Work task:
Set down every record below exactly as it appears, but without the pictures.

Extracted information:
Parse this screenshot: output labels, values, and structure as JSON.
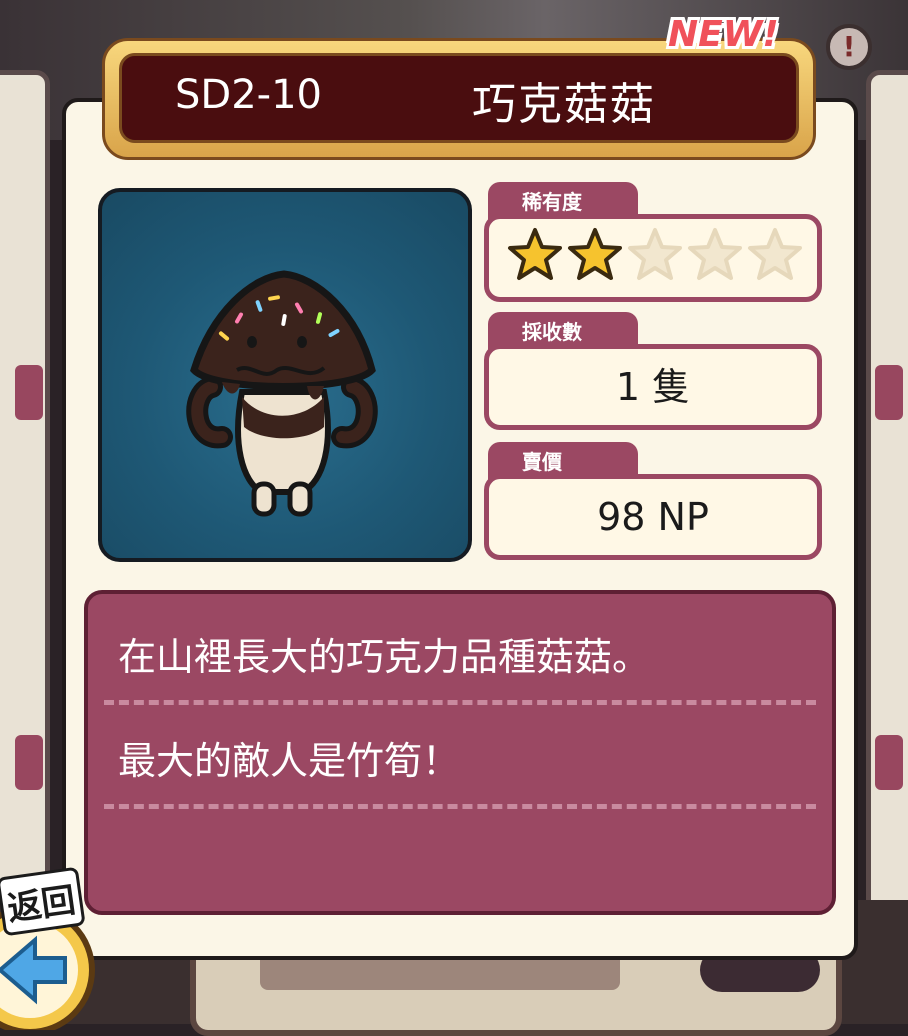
{
  "item": {
    "code": "SD2-10",
    "name": "巧克菇菇",
    "new_badge": "NEW!",
    "alert_glyph": "!"
  },
  "stats": {
    "rarity_label": "稀有度",
    "rarity_stars": 2,
    "rarity_max": 5,
    "collected_label": "採收數",
    "collected_value": "1 隻",
    "price_label": "賣價",
    "price_value": "98 NP"
  },
  "description": {
    "line1": "在山裡長大的巧克力品種菇菇。",
    "line2": "最大的敵人是竹筍！"
  },
  "nav": {
    "back_label": "返回"
  },
  "colors": {
    "accent": "#9b4863",
    "title_bg": "#4a0d0f",
    "portrait_bg": "#1e5875",
    "star_filled": "#f6c32e",
    "star_empty": "#f2e7cf"
  }
}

Exercise output:
Parse this screenshot: output labels, values, and structure as JSON.
{
  "item": {
    "code": "SD2-10",
    "name": "巧克菇菇",
    "new_badge": "NEW!",
    "alert_glyph": "!"
  },
  "stats": {
    "rarity_label": "稀有度",
    "rarity_stars": 2,
    "rarity_max": 5,
    "collected_label": "採收數",
    "collected_value": "1 隻",
    "price_label": "賣價",
    "price_value": "98 NP"
  },
  "description": {
    "line1": "在山裡長大的巧克力品種菇菇。",
    "line2": "最大的敵人是竹筍！"
  },
  "nav": {
    "back_label": "返回"
  },
  "colors": {
    "accent": "#9b4863",
    "title_bg": "#4a0d0f",
    "portrait_bg": "#1e5875",
    "star_filled": "#f6c32e",
    "star_empty": "#f2e7cf"
  }
}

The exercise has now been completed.